Wind generating capacity jumped dramatically in December, just before a tax credit was set to expire.
Congress ended up offering a last-minute reprieve, extending the production tax credit for wind and biofuels as part of the Jan. 1 legislation to avert a tax increase for most Americans.
But in the month before, about 40 percent of total 2012 wind capacity additions came online, according to the U.S. Energy Information Administration.
The new projects added 5,253 megawatts of generating capacity to the nation’s electric grid.
About half of wind capacity installations that came online in December were in three states: Texas, 1,120 megawatts; Oklahoma, 794 megawatts; and California, 730 megawatts.
In all, 59 new wind projects began commercial operations in December, the largest single-month capacity increase for wind energy in the United States, according to the EIA.
Texas is the nation’s No. 1 wind energy producer. The projects that came online in December were concentrated along the border and in the Panhandle.
For all of 2012, Texas added 1,504 megawatts of wind capacity.

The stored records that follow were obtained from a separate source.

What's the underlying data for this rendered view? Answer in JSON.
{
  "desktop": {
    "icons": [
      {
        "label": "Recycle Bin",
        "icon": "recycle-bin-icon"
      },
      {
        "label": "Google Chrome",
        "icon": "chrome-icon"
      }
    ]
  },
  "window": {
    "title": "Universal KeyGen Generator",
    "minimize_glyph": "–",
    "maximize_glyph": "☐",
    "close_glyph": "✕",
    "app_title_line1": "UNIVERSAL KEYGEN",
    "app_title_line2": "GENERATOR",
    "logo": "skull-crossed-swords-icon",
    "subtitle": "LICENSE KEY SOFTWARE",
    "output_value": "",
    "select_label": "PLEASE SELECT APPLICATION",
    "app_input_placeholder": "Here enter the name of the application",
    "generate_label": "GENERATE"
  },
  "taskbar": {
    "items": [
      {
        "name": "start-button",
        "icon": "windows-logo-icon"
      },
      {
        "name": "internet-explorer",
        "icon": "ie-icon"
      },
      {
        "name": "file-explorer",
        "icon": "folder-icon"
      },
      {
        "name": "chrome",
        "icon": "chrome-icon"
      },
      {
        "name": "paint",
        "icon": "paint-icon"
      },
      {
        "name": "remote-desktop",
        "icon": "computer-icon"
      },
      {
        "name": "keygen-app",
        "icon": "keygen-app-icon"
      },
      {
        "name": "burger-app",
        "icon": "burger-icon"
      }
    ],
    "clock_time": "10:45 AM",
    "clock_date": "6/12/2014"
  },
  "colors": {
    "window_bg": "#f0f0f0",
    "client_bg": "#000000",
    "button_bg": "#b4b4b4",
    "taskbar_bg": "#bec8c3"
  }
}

California added the most wind capacity of any state, with 1,789 megawatts.
The burst of activity was attributed to the anticipated expiration of the production tax credit, which required projects to begin operations by the end of December.
Under the one-year extension granted by Congress on Jan. 1, wind and other renewable energy producers also gained a little wiggle room.

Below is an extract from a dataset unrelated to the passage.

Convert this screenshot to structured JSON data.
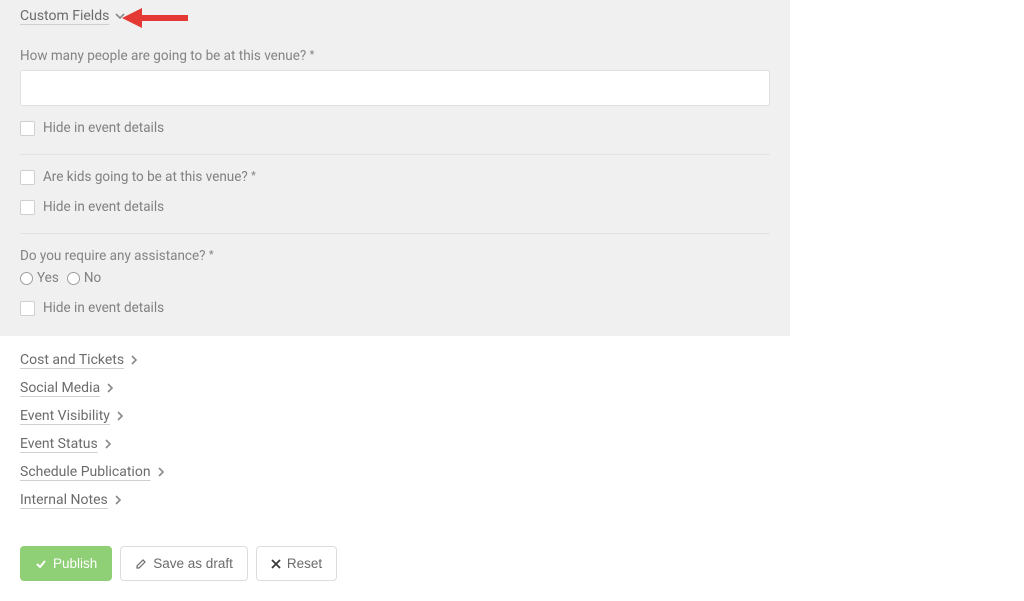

Under the extension, projects that begin construction before the end of 2013 are eligible to receive a 2.2 ¢ tax credit per kilowatt hour for generation over a 10-year period.
But wind energy may face other obstacles in Texas.
The state has easily outpaced the Renewable Portfolio Standard — originally set in 1999 and updated over the years to require that utility companies draw a portion of their energy from renewable sources.
Because wind energy producers have been so successful, outpacing the minimum set by the standard, environmentalists fear a move in the Legislature to repeal the standard.
“Wind energy is really being bullied,” said Luke Metzer, director of Environment Texas, of claims that available wind energy is deterring new investment in generating capacity. “They’re making wind the scapegoat for some of our electric problems.”
Read ongoing FuelFix coverage of the debate over wind power investment:
Investments in clean energy dropped in 2012 (Jan. 15)
San Antonio utility signs 25-year wind power agreement (Jan. 15)
Tax credit moves wind industry to ramp up construction plans (Jan. 11)
Google sinks $200 million into Texas wind farm (Jan. 9)
Answers about tax credit are still blowin’ in the wind (Jan. 9)
Emerging economies to triple renewable energy (Jan. 4)
Wind energy tax breaks win as House passes ‘fiscal cliff’ tax package (Jan. 2)
Texas offshore wind project wins federal grant (Dec. 13)
Advocates say wind energy can boost rural economies (Dec. 9)